Food/Eating Habits

Diamondbacks are ambush predators, lying in wait beside logs or near the roots of fallen trees for prey to come along. They primarily feed on small mammals and will also eat birds. Young eat rats and mice, while adults prefer larger prey, such as rabbits and squirrels. They locate prey by scent, as well as by sensing the infrared waves, or heat, given off by a warm-blooded animal. 

This rattlesnake can strike as far as two-thirds of its body length. For example, a 6 foot snake could strike up to a distance of 4 feet. It tends to release a lot of venom with each bite, making it a very deadly snake. After striking, the diamondback releases its prey, letting it crawl away to die. The snake pursues its kill and eats it once it is dead.

Adult eastern diamondback rattlesnakes do not have any natural predators, but young rattlesnakes have many, including hogs, gray foxes, red-tailed hawks and kingsnakes, as well as other carnivorous mammals, raptors and snakes.

Sleep Habits

The diamondback is crepuscular, or most active in the evenings and early mornings. Most of its activity occurs at ground level, but on rare occasions it will climb a few feet off the ground into bushes in pursuit of prey. 

In regions with cold winters, diamondbacks hibernate in gopher tortoise or mammal burrows, hollow logs, stumps or among tree roots. On a warmer winter day, they may come out of their resting sites to bask.

Reproduction and Development

Diamondbacks are mostly solitary. During the mating season, however, males compete for breeding females by asserting their dominance. They lift the front of their bodies, entwine one another, and then try to throw each other to the ground by pushing with their bodies and necks.

These snakes mate in the late summer and fall, giving birth six to seven months later. Six to 21 snakes are born live, after hatching from eggs within the mother's body. The mother gives birth in a retreat, such as a burrow or hollow log.

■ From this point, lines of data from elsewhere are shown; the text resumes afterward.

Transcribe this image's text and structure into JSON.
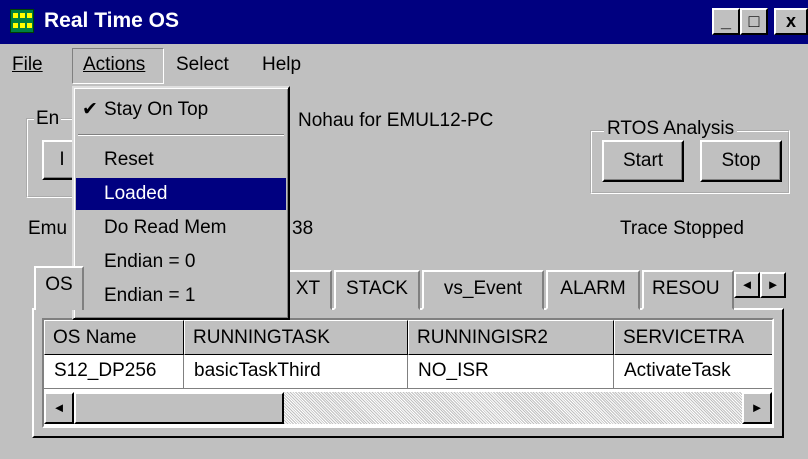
{
  "window": {
    "title": "Real Time OS",
    "icon": "app-chip-icon",
    "controls": {
      "minimize": "_",
      "maximize": "□",
      "close": "x"
    }
  },
  "menubar": {
    "file": "File",
    "actions": "Actions",
    "select": "Select",
    "help": "Help"
  },
  "actions_menu": {
    "items": [
      {
        "label": "Stay On Top",
        "checked": true,
        "check_glyph": "✔"
      },
      {
        "label": "Reset"
      },
      {
        "label": "Loaded",
        "selected": true
      },
      {
        "label": "Do Read Mem"
      },
      {
        "label": "Endian = 0"
      },
      {
        "label": "Endian = 1"
      }
    ]
  },
  "emulator_group": {
    "label_partial": "En",
    "button_partial": "I"
  },
  "product_text": "Nohau for EMUL12-PC",
  "rtos_group": {
    "label": "RTOS  Analysis",
    "start": "Start",
    "stop": "Stop"
  },
  "status": {
    "left_partial": "Emu",
    "left_tail": "38",
    "trace": "Trace Stopped"
  },
  "tabs": {
    "first_partial": "OS",
    "context_partial": "XT",
    "stack": "STACK",
    "event": "vs_Event",
    "alarm": "ALARM",
    "resource_partial": "RESOU",
    "scroll_left": "◄",
    "scroll_right": "►"
  },
  "grid": {
    "columns": [
      "OS Name",
      "RUNNINGTASK",
      "RUNNINGISR2",
      "SERVICETRA"
    ],
    "rows": [
      [
        "S12_DP256",
        "basicTaskThird",
        "NO_ISR",
        "ActivateTask"
      ]
    ],
    "scroll_left": "◄",
    "scroll_right": "►"
  },
  "colors": {
    "title_bar": "#000080",
    "face": "#c0c0c0",
    "highlight": "#000080"
  }
}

At the time of birth, baby snakes are 15 inches long and similar to adults in color and pattern. A newborn's tail ends in a smooth "button," which will become the site of a future rattle. Each time the young snake sheds, another interlocked section is added to the tail to form the rattle. When a rattlesnake vibrates its tail, these segments click together and produce a buzzing sound.

Conservation Efforts

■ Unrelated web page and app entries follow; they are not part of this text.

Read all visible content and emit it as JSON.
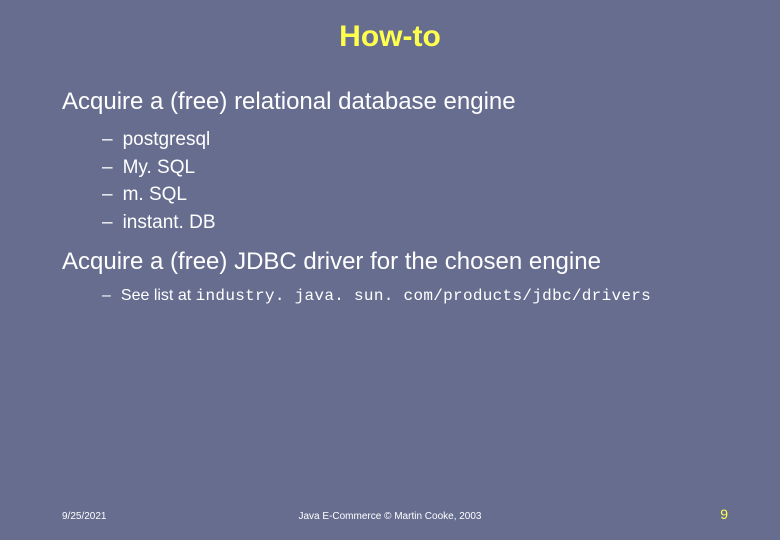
{
  "title": "How-to",
  "sections": [
    {
      "heading": "Acquire a (free) relational database engine",
      "items": [
        "postgresql",
        "My. SQL",
        "m. SQL",
        "instant. DB"
      ]
    },
    {
      "heading": "Acquire a (free) JDBC driver for the chosen engine",
      "note_prefix": "See list at ",
      "note_code": "industry. java. sun. com/products/jdbc/drivers"
    }
  ],
  "footer": {
    "date": "9/25/2021",
    "center": "Java E-Commerce © Martin Cooke, 2003",
    "page": "9"
  }
}
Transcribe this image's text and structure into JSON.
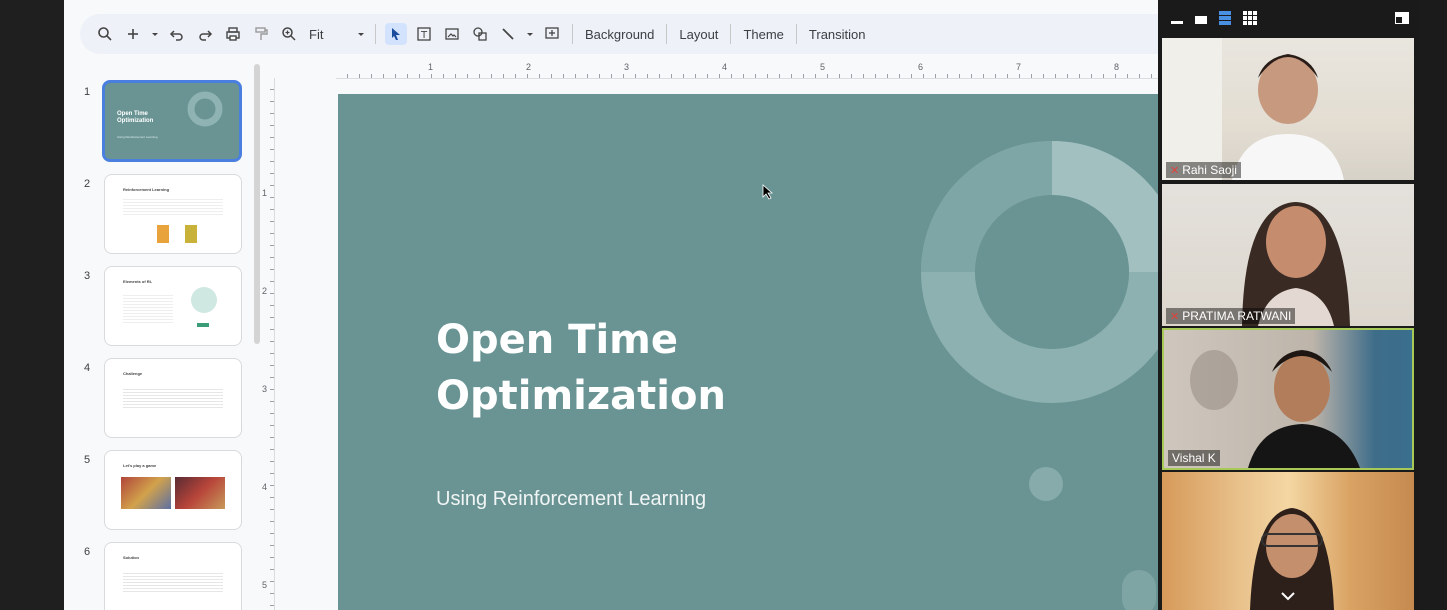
{
  "toolbar": {
    "zoom_label": "Fit",
    "background_label": "Background",
    "layout_label": "Layout",
    "theme_label": "Theme",
    "transition_label": "Transition"
  },
  "slides": [
    {
      "number": "1",
      "title": "Open Time Optimization",
      "subtitle": "Using Reinforcement Learning"
    },
    {
      "number": "2",
      "title": "Reinforcement Learning"
    },
    {
      "number": "3",
      "title": "Elements of RL"
    },
    {
      "number": "4",
      "title": "Challenge"
    },
    {
      "number": "5",
      "title": "Let's play a game"
    },
    {
      "number": "6",
      "title": "Solution"
    }
  ],
  "ruler": {
    "top": [
      "1",
      "2",
      "3",
      "4",
      "5",
      "6",
      "7",
      "8"
    ],
    "left": [
      "1",
      "2",
      "3",
      "4",
      "5"
    ]
  },
  "main_slide": {
    "title": "Open Time Optimization",
    "subtitle": "Using Reinforcement Learning"
  },
  "participants": [
    {
      "name": "Rahi Saoji",
      "muted": true
    },
    {
      "name": "PRATIMA RATWANI",
      "muted": true
    },
    {
      "name": "Vishal K",
      "muted": false,
      "active_speaker": true
    },
    {
      "name": "",
      "muted": false
    }
  ],
  "colors": {
    "slide_bg": "#6a9494",
    "accent_active": "#4a7fe0",
    "speaker_border": "#a7c957"
  }
}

Though this animal is considered a species of least concern, conditions on the ground suggest it may be in trouble. Land use within this snake's range, such as the conversion of longleaf pine habitat for human use, is decreasing the amount of suitable habitat. Large-scale conversion of the diamondback's range includes the development of plantations, silviculture and agriculture, as well as the expansion of urban and suburban centers.

The snakeskin trade encourages annual competition for the collection of rattlesnakes in Alabama and Georgia. Putting poisonous gas into gopher tortoise burrows where these snakes hibernate during the winter is a common hunting tactic. This not only kills snakes but also affects other flora and fauna inside the burrows. Gassing burrows is now illegal in Florida and Georgia, but there are no regulations on wild captures.

The official roundup kills about 2,000 eastern diamondbacks each year, and hunters freeze the snakes until their bodies can be collected for their skin. Overall, the snakeskin trade could account for up to 20,000 diamondback deaths a year within its range. These practices put significant pressure on wild rattlesnake populations.

Help this Species

  • Are you a hunter? You can be an incredible ally for conservation! Check the conservation status of the animals you hunt and use methods that don’t impact other animals.
  • If you see a snake in the wild, leave it alone and encourage others to do the same. Don’t assume it is a venomous species, and don’t attack it if it doesn’t pose a threat to your safety. Tell your friends and family about the eco-services that snakes provide, such as keeping rodent populations in check.

Animal News

#CheetahCubdate: Farewell to Echo and Her Feisty Cubs!

April 08, 2024

Pygmy Slow Lorises Are Born at Smithsonian’s National Zoo and Conservation Biology Institute

April 04, 2024

Bird House Team Wins Plume Award

March 25, 2024